Excerpted records:
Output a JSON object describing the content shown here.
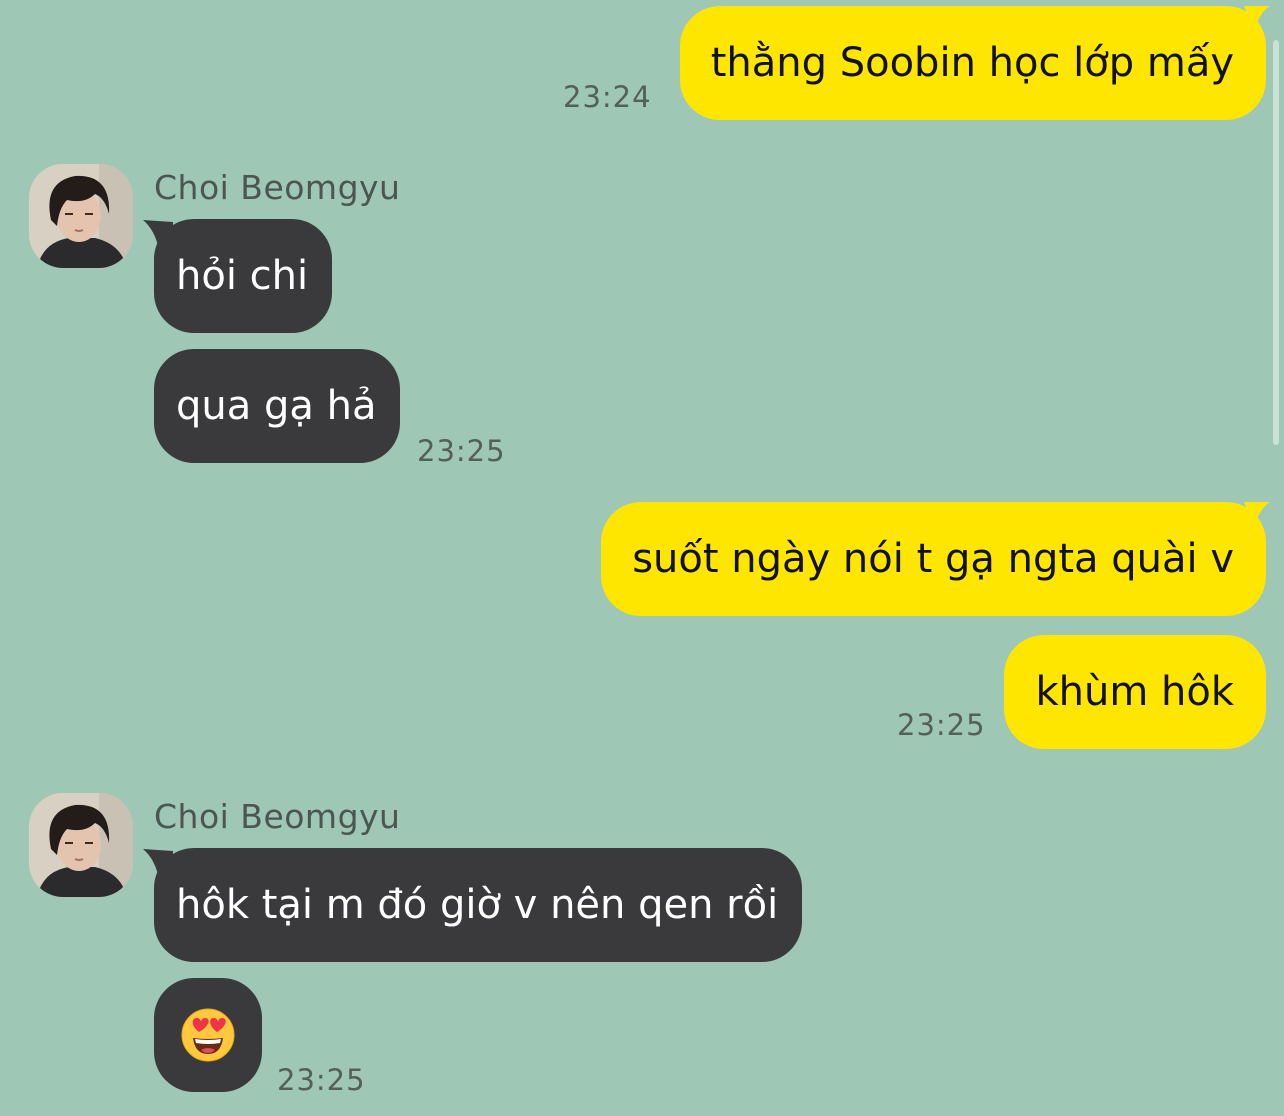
{
  "chat": {
    "contact_name": "Choi Beomgyu",
    "messages": [
      {
        "text": "thằng Soobin học lớp mấy",
        "time": "23:24"
      },
      {
        "text": "hỏi chi"
      },
      {
        "text": "qua gạ hả",
        "time": "23:25"
      },
      {
        "text": "suốt ngày nói t gạ ngta quài v"
      },
      {
        "text": "khùm hôk",
        "time": "23:25"
      },
      {
        "text": "hôk tại m đó giờ v nên qen rồi"
      },
      {
        "emoji": "heart-eyes-emoji",
        "time": "23:25"
      }
    ],
    "colors": {
      "background": "#9ec8b5",
      "outgoing_bubble": "#ffe600",
      "incoming_bubble": "#3a3a3c"
    }
  }
}
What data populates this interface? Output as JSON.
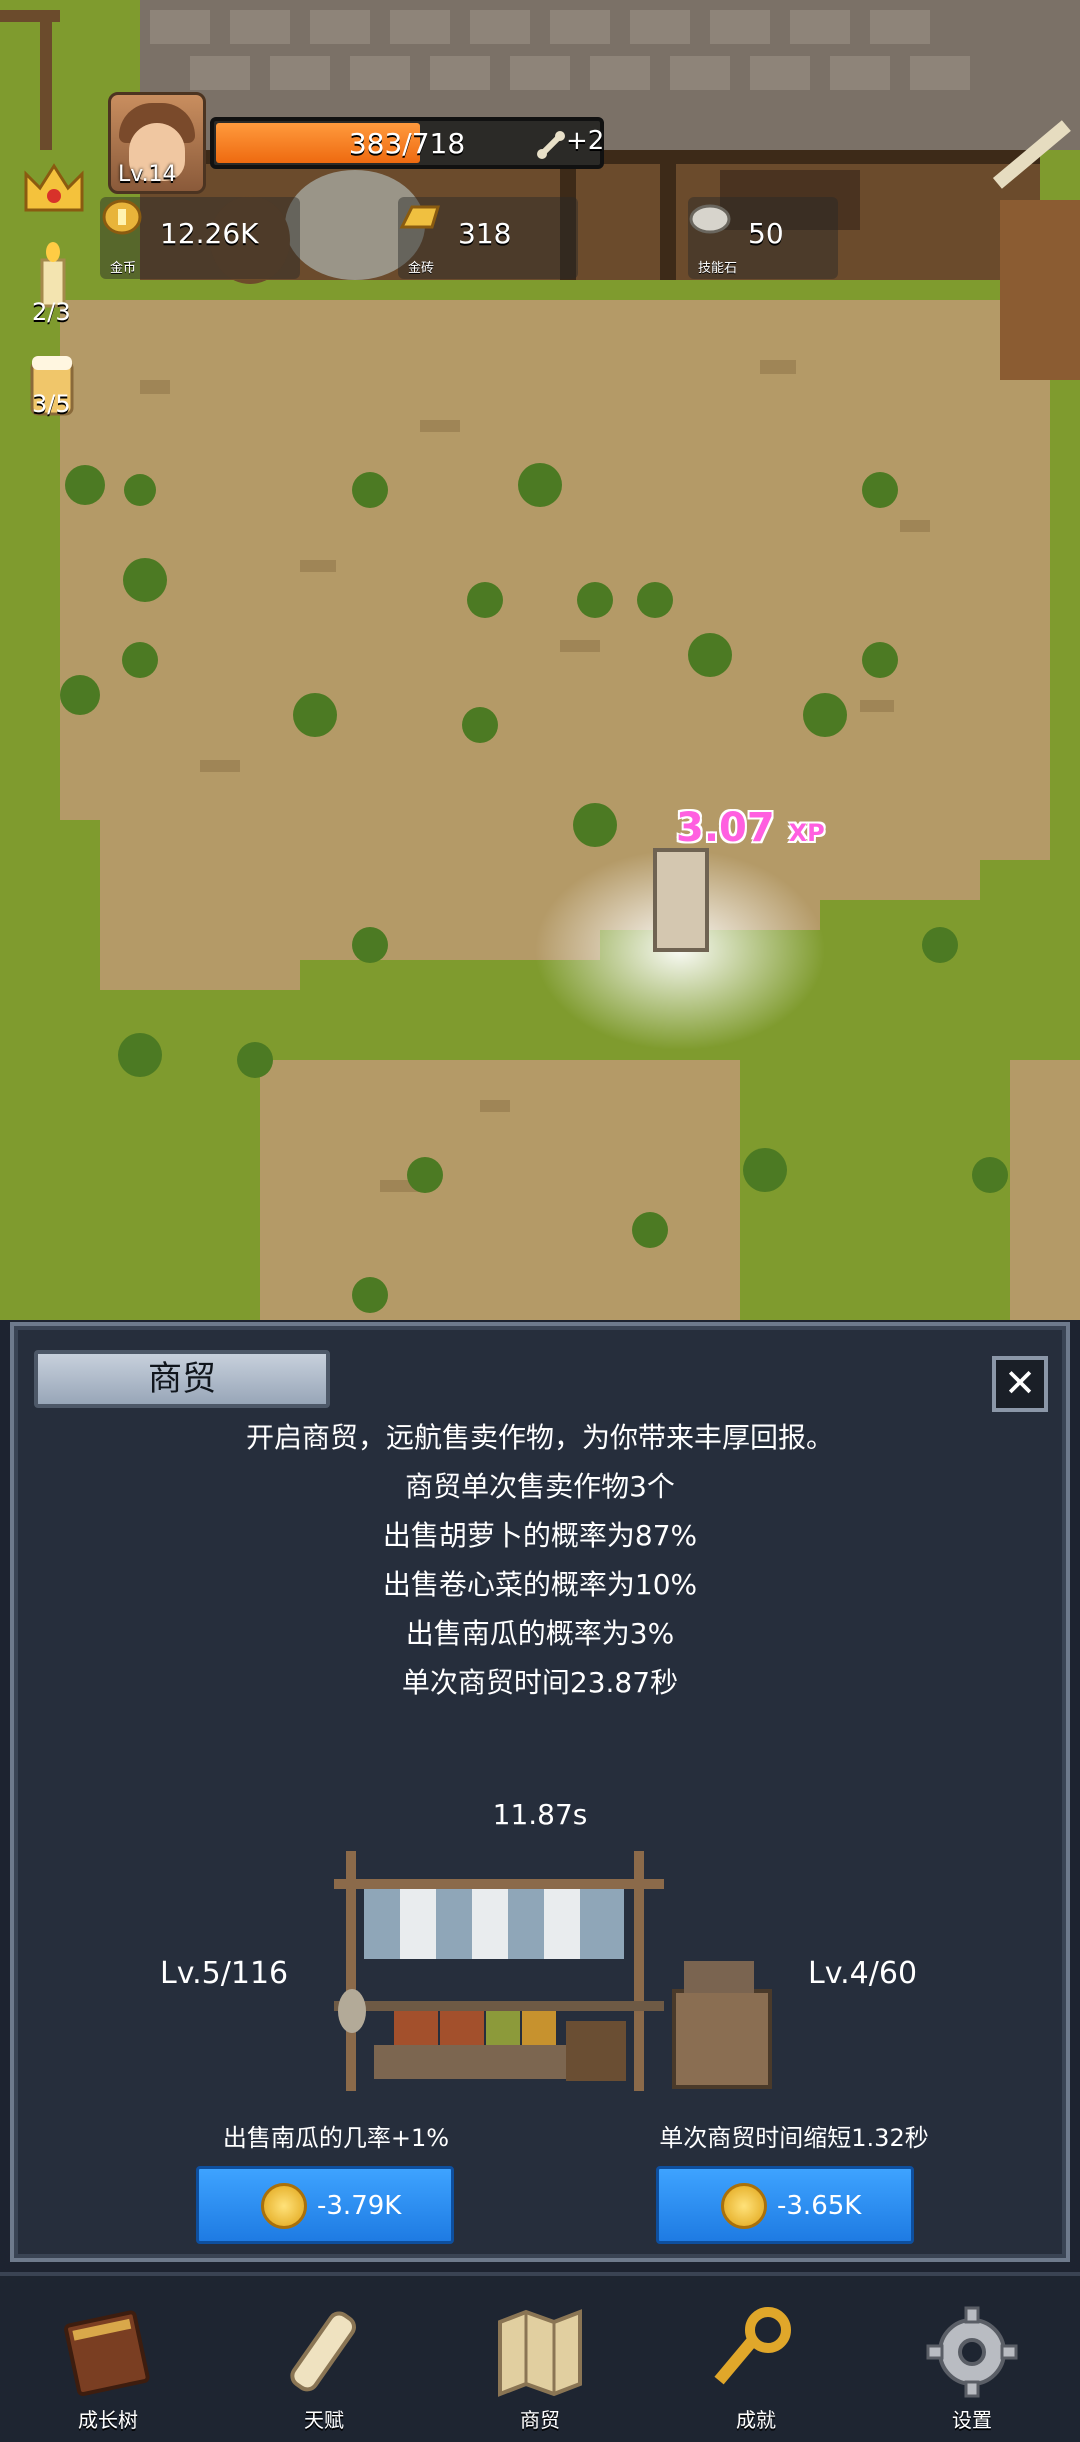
{
  "hud": {
    "level": "Lv.14",
    "xp_text": "383/718",
    "xp_fraction": 0.533,
    "xp_bonus": "+2",
    "resources": [
      {
        "icon": "gold-coin-icon",
        "value": "12.26K",
        "caption": "金币"
      },
      {
        "icon": "gold-bar-icon",
        "value": "318",
        "caption": "金砖"
      },
      {
        "icon": "skill-stone-icon",
        "value": "50",
        "caption": "技能石"
      }
    ],
    "side_badges": [
      {
        "icon": "candle-icon",
        "value": "2/3"
      },
      {
        "icon": "beer-mug-icon",
        "value": "3/5"
      }
    ]
  },
  "floating_xp": {
    "value": "3.07",
    "unit": "XP"
  },
  "panel": {
    "title": "商贸",
    "close_icon": "close-x-icon",
    "description": [
      "开启商贸，远航售卖作物，为你带来丰厚回报。",
      "商贸单次售卖作物3个",
      "出售胡萝卜的概率为87%",
      "出售卷心菜的概率为10%",
      "出售南瓜的概率为3%",
      "单次商贸时间23.87秒"
    ],
    "timer": "11.87s",
    "left_level": "Lv.5/116",
    "right_level": "Lv.4/60",
    "upgrades": [
      {
        "label": "出售南瓜的几率+1%",
        "price": "-3.79K"
      },
      {
        "label": "单次商贸时间缩短1.32秒",
        "price": "-3.65K"
      }
    ]
  },
  "nav": [
    {
      "icon": "book-icon",
      "label": "成长树"
    },
    {
      "icon": "scroll-icon",
      "label": "天赋"
    },
    {
      "icon": "map-icon",
      "label": "商贸"
    },
    {
      "icon": "key-icon",
      "label": "成就"
    },
    {
      "icon": "gear-icon",
      "label": "设置"
    }
  ]
}
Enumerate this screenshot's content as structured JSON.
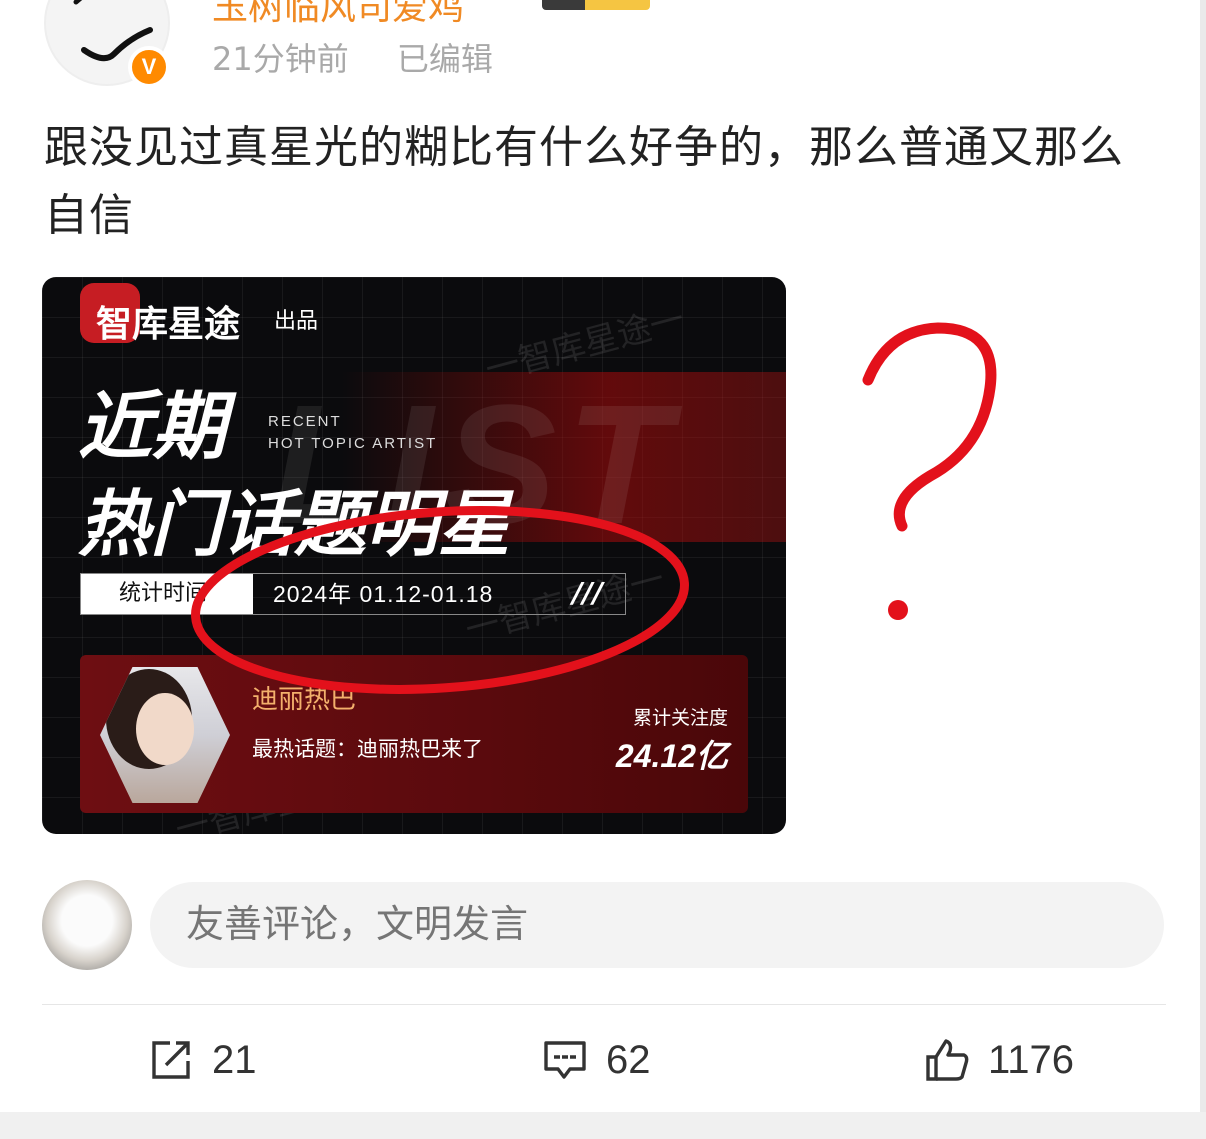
{
  "post": {
    "username": "玉树临风司爱鸡",
    "time": "21分钟前",
    "edited": "已编辑",
    "verified_mark": "V",
    "text": "跟没见过真星光的糊比有什么好争的，那么普通又那么自信"
  },
  "image": {
    "brand": "智库星途",
    "brand_suffix": "出品",
    "title_line1": "近期",
    "title_line2": "热门话题明星",
    "eng_line1": "RECENT",
    "eng_line2": "HOT TOPIC ARTIST",
    "bg_word": "LIST",
    "stat_label": "统计时间",
    "stat_value": "2024年  01.12-01.18",
    "stat_slashes": "///",
    "star_name": "迪丽热巴",
    "star_topic": "最热话题：迪丽热巴来了",
    "metric_label": "累计关注度",
    "metric_value": "24.12亿",
    "watermark": "一智库星途一"
  },
  "comment": {
    "placeholder": "友善评论，文明发言"
  },
  "actions": {
    "share_count": "21",
    "comment_count": "62",
    "like_count": "1176"
  },
  "annotation": {
    "question_mark": "?",
    "color": "#e3111b"
  }
}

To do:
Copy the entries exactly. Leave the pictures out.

Result for this task:
Output a JSON object describing the content shown here.
{
  "chat": {
    "contact_name": "Choi Beomgyu",
    "messages": [
      {
        "text": "thằng Soobin học lớp mấy",
        "time": "23:24"
      },
      {
        "text": "hỏi chi"
      },
      {
        "text": "qua gạ hả",
        "time": "23:25"
      },
      {
        "text": "suốt ngày nói t gạ ngta quài v"
      },
      {
        "text": "khùm hôk",
        "time": "23:25"
      },
      {
        "text": "hôk tại m đó giờ v nên qen rồi"
      },
      {
        "emoji": "heart-eyes-emoji",
        "time": "23:25"
      }
    ],
    "colors": {
      "background": "#9ec8b5",
      "outgoing_bubble": "#ffe600",
      "incoming_bubble": "#3a3a3c"
    }
  }
}
What data populates this interface? Output as JSON.
{
  "hud": {
    "level": "Lv.14",
    "xp_text": "383/718",
    "xp_fraction": 0.533,
    "xp_bonus": "+2",
    "resources": [
      {
        "icon": "gold-coin-icon",
        "value": "12.26K",
        "caption": "金币"
      },
      {
        "icon": "gold-bar-icon",
        "value": "318",
        "caption": "金砖"
      },
      {
        "icon": "skill-stone-icon",
        "value": "50",
        "caption": "技能石"
      }
    ],
    "side_badges": [
      {
        "icon": "candle-icon",
        "value": "2/3"
      },
      {
        "icon": "beer-mug-icon",
        "value": "3/5"
      }
    ]
  },
  "floating_xp": {
    "value": "3.07",
    "unit": "XP"
  },
  "panel": {
    "title": "商贸",
    "close_icon": "close-x-icon",
    "description": [
      "开启商贸，远航售卖作物，为你带来丰厚回报。",
      "商贸单次售卖作物3个",
      "出售胡萝卜的概率为87%",
      "出售卷心菜的概率为10%",
      "出售南瓜的概率为3%",
      "单次商贸时间23.87秒"
    ],
    "timer": "11.87s",
    "left_level": "Lv.5/116",
    "right_level": "Lv.4/60",
    "upgrades": [
      {
        "label": "出售南瓜的几率+1%",
        "price": "-3.79K"
      },
      {
        "label": "单次商贸时间缩短1.32秒",
        "price": "-3.65K"
      }
    ]
  },
  "nav": [
    {
      "icon": "book-icon",
      "label": "成长树"
    },
    {
      "icon": "scroll-icon",
      "label": "天赋"
    },
    {
      "icon": "map-icon",
      "label": "商贸"
    },
    {
      "icon": "key-icon",
      "label": "成就"
    },
    {
      "icon": "gear-icon",
      "label": "设置"
    }
  ]
}
Enumerate this screenshot's content as structured JSON.
{
  "post": {
    "username": "玉树临风司爱鸡",
    "time": "21分钟前",
    "edited": "已编辑",
    "verified_mark": "V",
    "text": "跟没见过真星光的糊比有什么好争的，那么普通又那么自信"
  },
  "image": {
    "brand": "智库星途",
    "brand_suffix": "出品",
    "title_line1": "近期",
    "title_line2": "热门话题明星",
    "eng_line1": "RECENT",
    "eng_line2": "HOT TOPIC ARTIST",
    "bg_word": "LIST",
    "stat_label": "统计时间",
    "stat_value": "2024年  01.12-01.18",
    "stat_slashes": "///",
    "star_name": "迪丽热巴",
    "star_topic": "最热话题：迪丽热巴来了",
    "metric_label": "累计关注度",
    "metric_value": "24.12亿",
    "watermark": "一智库星途一"
  },
  "comment": {
    "placeholder": "友善评论，文明发言"
  },
  "actions": {
    "share_count": "21",
    "comment_count": "62",
    "like_count": "1176"
  },
  "annotation": {
    "question_mark": "?",
    "color": "#e3111b"
  }
}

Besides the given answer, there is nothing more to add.